Background: Leptin is a protein hormone produced by adipose tissue. Leptin has proinflammatory properties and is usually elevated in patients with chronic heart failure. We assessed if serum leptin relates to the loss in lung function in noncachectic patients with chronic heart failure.
Materials and methods: One hundred thirty-five consecutively eligible non-Hispanic white subjects (age, 24 to 79 years; 85 men and 50 women) with a diagnosis of stable systolic heart failure were recruited prospectively, along with 106 matched control subjects. FVC, FEV1, and single-breath diffusing capacity of the lung for carbon monoxide (Dlco) were measured by spirometry. Plasma leptin was measured by radioimmunoassay. Multiple linear regression was applied.

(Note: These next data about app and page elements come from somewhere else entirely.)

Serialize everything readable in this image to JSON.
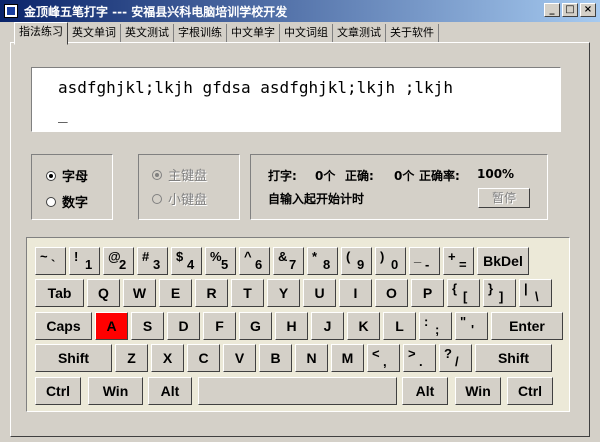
{
  "window": {
    "title": "金顶峰五笔打字 --- 安福县兴科电脑培训学校开发"
  },
  "tabs": [
    {
      "label": "指法练习",
      "active": true
    },
    {
      "label": "英文单词",
      "active": false
    },
    {
      "label": "英文测试",
      "active": false
    },
    {
      "label": "字根训练",
      "active": false
    },
    {
      "label": "中文单字",
      "active": false
    },
    {
      "label": "中文词组",
      "active": false
    },
    {
      "label": "文章测试",
      "active": false
    },
    {
      "label": "关于软件",
      "active": false
    }
  ],
  "practice": {
    "text": "asdfghjkl;lkjh gfdsa asdfghjkl;lkjh ;lkjh",
    "cursor": "_"
  },
  "mode": {
    "letters": "字母",
    "digits": "数字",
    "selected": "letters"
  },
  "keypad": {
    "main": "主键盘",
    "small": "小键盘"
  },
  "stats": {
    "typed_label": "打字:",
    "typed_value": "0个",
    "correct_label": "正确:",
    "correct_value": "0个",
    "rate_label": "正确率:",
    "rate_value": "100%",
    "auto_timer": "自输入起开始计时",
    "pause_label": "暂停"
  },
  "keyboard": {
    "highlight_color": "#ff0000",
    "rows": [
      [
        {
          "s": "~",
          "b": "`"
        },
        {
          "s": "!",
          "b": "1"
        },
        {
          "s": "@",
          "b": "2"
        },
        {
          "s": "#",
          "b": "3"
        },
        {
          "s": "$",
          "b": "4"
        },
        {
          "s": "%",
          "b": "5"
        },
        {
          "s": "^",
          "b": "6"
        },
        {
          "s": "&",
          "b": "7"
        },
        {
          "s": "*",
          "b": "8"
        },
        {
          "s": "(",
          "b": "9"
        },
        {
          "s": ")",
          "b": "0"
        },
        {
          "s": "_",
          "b": "-"
        },
        {
          "s": "+",
          "b": "="
        },
        {
          "c": "BkDel"
        }
      ],
      [
        {
          "c": "Tab"
        },
        {
          "c": "Q"
        },
        {
          "c": "W"
        },
        {
          "c": "E"
        },
        {
          "c": "R"
        },
        {
          "c": "T"
        },
        {
          "c": "Y"
        },
        {
          "c": "U"
        },
        {
          "c": "I"
        },
        {
          "c": "O"
        },
        {
          "c": "P"
        },
        {
          "s": "{",
          "b": "["
        },
        {
          "s": "}",
          "b": "]"
        },
        {
          "s": "|",
          "b": "\\"
        }
      ],
      [
        {
          "c": "Caps"
        },
        {
          "c": "A",
          "hl": true
        },
        {
          "c": "S"
        },
        {
          "c": "D"
        },
        {
          "c": "F"
        },
        {
          "c": "G"
        },
        {
          "c": "H"
        },
        {
          "c": "J"
        },
        {
          "c": "K"
        },
        {
          "c": "L"
        },
        {
          "s": ":",
          "b": ";"
        },
        {
          "s": "\"",
          "b": "'"
        },
        {
          "c": "Enter"
        }
      ],
      [
        {
          "c": "Shift"
        },
        {
          "c": "Z"
        },
        {
          "c": "X"
        },
        {
          "c": "C"
        },
        {
          "c": "V"
        },
        {
          "c": "B"
        },
        {
          "c": "N"
        },
        {
          "c": "M"
        },
        {
          "s": "<",
          "b": ","
        },
        {
          "s": ">",
          "b": "."
        },
        {
          "s": "?",
          "b": "/"
        },
        {
          "c": "Shift"
        }
      ],
      [
        {
          "c": "Ctrl"
        },
        {
          "c": "Win"
        },
        {
          "c": "Alt"
        },
        {
          "c": ""
        },
        {
          "c": "Alt"
        },
        {
          "c": "Win"
        },
        {
          "c": "Ctrl"
        }
      ]
    ]
  }
}
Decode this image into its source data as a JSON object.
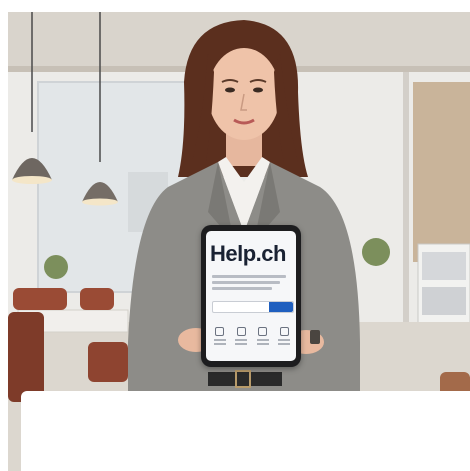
{
  "photo": {
    "description_icon": "photo-image",
    "tablet": {
      "brand": "Help.ch"
    }
  },
  "colors": {
    "background": "#ffffff",
    "tablet_accent": "#1f5fbf"
  }
}
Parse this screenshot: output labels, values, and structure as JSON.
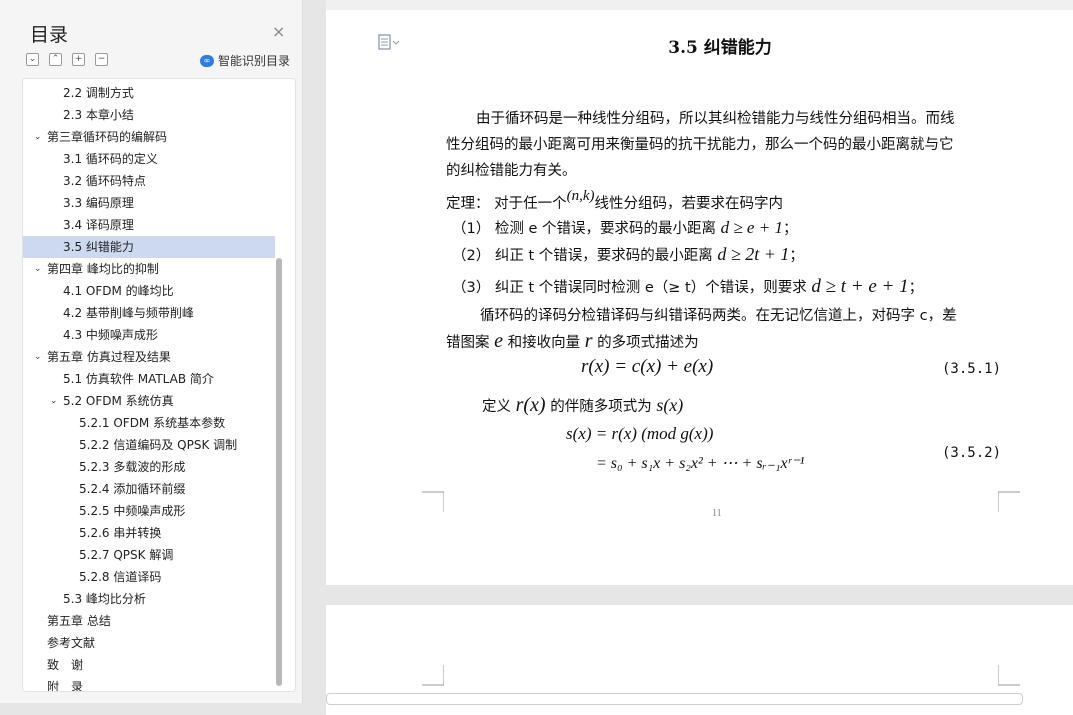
{
  "sidebar": {
    "title": "目录",
    "close_glyph": "×",
    "tools": [
      "⌄",
      "⌃",
      "+",
      "−"
    ],
    "ai_label": "智能识别目录",
    "ai_glyph": "∞",
    "toc": [
      {
        "label": "2.2 调制方式",
        "level": 2
      },
      {
        "label": "2.3 本章小结",
        "level": 2
      },
      {
        "label": "第三章循环码的编解码",
        "level": 1,
        "caret": "⌄"
      },
      {
        "label": "3.1 循环码的定义",
        "level": 2
      },
      {
        "label": "3.2 循环码特点",
        "level": 2
      },
      {
        "label": "3.3 编码原理",
        "level": 2
      },
      {
        "label": "3.4 译码原理",
        "level": 2
      },
      {
        "label": "3.5 纠错能力",
        "level": 2,
        "active": true
      },
      {
        "label": "第四章 峰均比的抑制",
        "level": 1,
        "caret": "⌄"
      },
      {
        "label": "4.1 OFDM 的峰均比",
        "level": 2
      },
      {
        "label": "4.2 基带削峰与频带削峰",
        "level": 2
      },
      {
        "label": "4.3 中频噪声成形",
        "level": 2
      },
      {
        "label": "第五章 仿真过程及结果",
        "level": 1,
        "caret": "⌄"
      },
      {
        "label": "5.1 仿真软件 MATLAB 简介",
        "level": 2
      },
      {
        "label": "5.2 OFDM 系统仿真",
        "level": 2,
        "caret": "⌄"
      },
      {
        "label": "5.2.1 OFDM 系统基本参数",
        "level": 3
      },
      {
        "label": "5.2.2 信道编码及 QPSK 调制",
        "level": 3
      },
      {
        "label": "5.2.3 多载波的形成",
        "level": 3
      },
      {
        "label": "5.2.4 添加循环前缀",
        "level": 3
      },
      {
        "label": "5.2.5 中频噪声成形",
        "level": 3
      },
      {
        "label": "5.2.6 串并转换",
        "level": 3
      },
      {
        "label": "5.2.7 QPSK 解调",
        "level": 3
      },
      {
        "label": "5.2.8 信道译码",
        "level": 3
      },
      {
        "label": "5.3 峰均比分析",
        "level": 2
      },
      {
        "label": "第五章 总结",
        "level": 0
      },
      {
        "label": "参考文献",
        "level": 0
      },
      {
        "label": "致　谢",
        "level": 0
      },
      {
        "label": "附　录",
        "level": 0
      }
    ]
  },
  "document": {
    "title": "3.5 纠错能力",
    "page_number": "11",
    "para1": [
      "由于循环码是一种线性分组码，所以其纠检错能力与线性分组码相当。而线",
      "性分组码的最小距离可用来衡量码的抗干扰能力，那么一个码的最小距离就与它",
      "的纠检错能力有关。"
    ],
    "theorem_pre": "定理：  对于任一个",
    "theorem_nk": "(n,k)",
    "theorem_post": "线性分组码，若要求在码字内",
    "item1_text": "（1） 检测 e 个错误，要求码的最小距离",
    "item1_math": "d  ≥  e + 1",
    "item1_end": "；",
    "item2_text": "（2） 纠正 t 个错误，要求码的最小距离",
    "item2_math": "d ≥ 2t + 1",
    "item2_end": "；",
    "item3_text": "（3） 纠正 t 个错误同时检测 e（≥ t）个错误，则要求",
    "item3_math": "d ≥ t + e + 1",
    "item3_end": "；",
    "para2_line1": "循环码的译码分检错译码与纠错译码两类。在无记忆信道上，对码字 c，差",
    "para2_pre": "错图案",
    "para2_e": "e",
    "para2_mid": "和接收向量",
    "para2_r": "r",
    "para2_post": "的多项式描述为",
    "eq1": "r(x) = c(x) + e(x)",
    "eq1_no": "(3.5.1)",
    "def_pre": "定义",
    "def_rx": "r(x)",
    "def_mid": "的伴随多项式为",
    "def_sx": "s(x)",
    "eq2_line1": "s(x) = r(x)   (mod   g(x))",
    "eq2_line2": "= s₀ + s₁x + s₂x² + ⋯ + sᵣ₋₁xʳ⁻¹",
    "eq2_no": "(3.5.2)"
  }
}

Results: The relationships of FEV1, FVC, and Dlco with leptin differed significantly between heart failure and control subjects after controlling for age, sex, percentage of body fat, and ejection fraction. In heart failure, leptin was as an independent predictor of FVC values (additional R2 = 0.05, p < 0.0001), FEV1 values (additional R2 = 0.05, p < 0.0001), and Dlco values (additional R2 = 0.14, p < 0.0001). In a final multiple regression model predicting lung function in heart failure, the independent effect of leptin was significant after further adjustments.
Conclusions: The predictive information provided by leptin is additive to that provided by measures of body fat in heart failure patients, especially for Dlco. Leptin may play a role in the impairment of lung function in subjects with heart failure.